Protein Crystal Manipulation Projects


Image of a microshovel

Fig.1: A miscroshovel

Design of a microshovel tip

Fig.2: Microshovel tip design

Silicon wafer with microshovels

Fig.3: Silicon wafer with microshovels

We have developed novel and unique tools for protein crystal manipulation, called microshovels, which are fabricated from a single-crystal silicon wafer. We have successfully used them to perform both crystal mounting and streak seeding.

The microshovels were designed and drawn using the AutoCAD software package (Autodesk). More than 30 different types of microshovels were designed which differed in the shape and the size or their tooltips. The sizes of the fabricated microshovels range from 50 to 280um in length, from 7 to 40um in height, and 300um in width, because these dimensions cover the expected range of protein crystal sizes we would manipulate. The square notches at the bottom of the tool stem encode the shape and the size of the tip so that the microshovels can be easily distinguished by eye or an automatic reading device.

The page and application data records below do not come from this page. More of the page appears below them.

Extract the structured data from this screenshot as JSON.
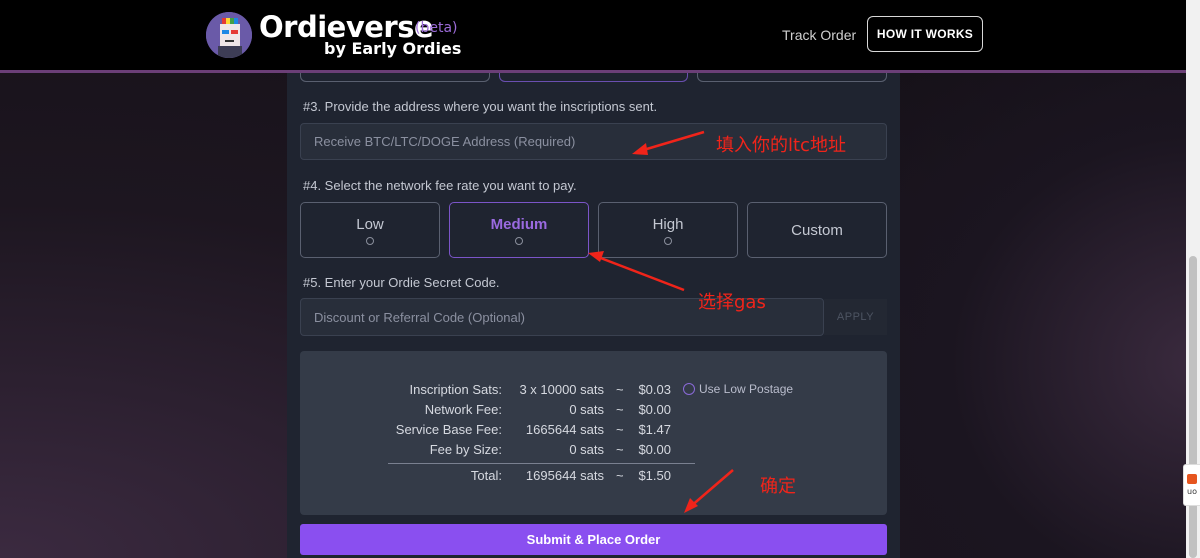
{
  "header": {
    "brand": "Ordieverse",
    "beta": "(beta)",
    "byline": "by Early Ordies",
    "nav_track": "Track Order",
    "nav_how": "HOW IT WORKS"
  },
  "step3": {
    "label": "#3. Provide the address where you want the inscriptions sent.",
    "placeholder": "Receive BTC/LTC/DOGE Address (Required)"
  },
  "step4": {
    "label": "#4. Select the network fee rate you want to pay.",
    "options": [
      {
        "label": "Low",
        "selected": false
      },
      {
        "label": "Medium",
        "selected": true
      },
      {
        "label": "High",
        "selected": false
      },
      {
        "label": "Custom",
        "selected": false
      }
    ]
  },
  "step5": {
    "label": "#5. Enter your Ordie Secret Code.",
    "placeholder": "Discount or Referral Code (Optional)",
    "apply": "APPLY"
  },
  "summary": {
    "rows": [
      {
        "label": "Inscription Sats:",
        "sats": "3 x 10000 sats",
        "tilde": "~",
        "usd": "$0.03"
      },
      {
        "label": "Network Fee:",
        "sats": "0 sats",
        "tilde": "~",
        "usd": "$0.00"
      },
      {
        "label": "Service Base Fee:",
        "sats": "1665644 sats",
        "tilde": "~",
        "usd": "$1.47"
      },
      {
        "label": "Fee by Size:",
        "sats": "0 sats",
        "tilde": "~",
        "usd": "$0.00"
      }
    ],
    "total": {
      "label": "Total:",
      "sats": "1695644 sats",
      "tilde": "~",
      "usd": "$1.50"
    },
    "low_postage": "Use Low Postage"
  },
  "submit_label": "Submit & Place Order",
  "annotations": {
    "address": "填入你的ltc地址",
    "gas": "选择gas",
    "confirm": "确定"
  },
  "side_widget": "uo",
  "colors": {
    "accent": "#8a4ff0",
    "annotation_red": "#f0241a",
    "selected_border": "#7b55c8"
  }
}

The manufacturing process began with transferring the CAD design onto a 100 x 100mm quartz photomask. Then a front-side photo-lithography was performed on a silicon wafer of 100mm diameter and 300um thickness (which translated to the tool width). The wafer was coated with photoresist, spun in a centrifuge and baked to achieve a uniform coating layer of approximately 10um on each side. One side (the front) was exposed to the pattern from the photomask and developed, while the other side was bonded to a larger sacrificial silicon wafer and the package was processed with deep reactive ion etching (DRIE) leaving the microtools only adherent to the larger wafer. Finally, the microshovels were detached and cleaned up from the bond and the photoresist in an acetone bath.

X-ray diffraction patterns

Fig.4: X-ray diffraction patterns

One major advantage microshovels have over nylon loops, which are typically used for mounting and X-ray data collection, is that silicon causes less background X-ray diffraction, which is of great help during the data collection process. Figure 4 shows the X-ray diffraction patterns of an empty 10um CryoLoop from Hampton Research and an empty silicon microshovel for comparison. Another advantage of microshovels is that MEMS technology allows for better control and consistency of the shape and size of the tool when it is manufactured. Additionally, the rigidity of silicon as compared to nylon makes the tool usable for dislodging adherent crystals --- another common issue that comes up during the crystal mounting process.